"Prairie Boy" sculpture by Richard Lumpkin
by: Jessie Cartwright
Near the entrance road to the Prairie Village Municipal Complex, a young male appears seated, hat in hand, under the shade of an oak tree, engaged in thought. What is he pondering?
Prairie Boy’s historical context deepens our understanding and connection, and encourages our empathy for the pioneer migrator’s journey in search of opportunity, or a new beginning. By the 1850s, the swales identified in Harmon Park were deep, defined ruts in the ground, worn by thousands of cattle, oxen, and wagons on the Santa Fe thoroughfare.
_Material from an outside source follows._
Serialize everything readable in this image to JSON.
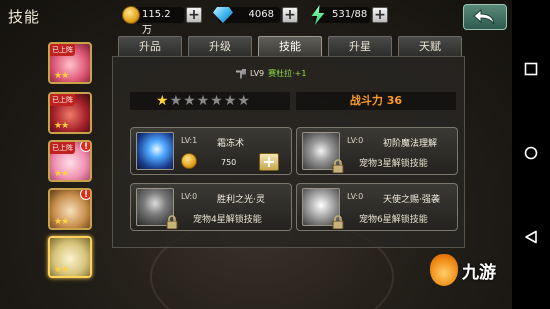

Return to Prairie Boy’s narrative, and imagine he has confidently arrived at the decision to settle here.
Originally, Prairie Boy was commissioned by the Prairie Village Bicentennial Committee, and the Municipal Arts Commission, led by Mayor William E. Franklin (1973-1979), to commemorate the 200th
Anniversary of the United States, and the 25th Anniversary of Prairie Village. In a conversation with Richard, he explained that as a member of the Arts Commission, he was encouraged by those around him to take on this prodigious project, though as a commercial artist he had no experience with the lost wax method of bronze casting. Humorously, Richard recalled that in the span of a year his kitchen became a studio with 90lbs. of wax, which was often explored by the family siamese cat and ornamented with holiday decorations, before Prairie Boy was finally transported to a local foundry.
By the spring of 1978, Prairie Boy was cast in bronze, and a dedication was planned for April 15. To Richard’s surprise, a large group of community members gathered for the dedication. A spontaneous celebration followed with Richard’s family and community members afterwards.
Richard enjoyed reminiscing about Prairie Boy, whose legacy includes newspaper photos with a small television on a lawn chair placed in front of him, or a coat draped over his shoulders on a cool fall day. Richard explained that at one time, the Shawnee Mission East Track Team ritually touched the top of Prairie Boy’s head for strength and endurance. Prairie Boy’s legacy continues as one of the sculptures in the Prairie Village Art Walk that begins June 11, 2021.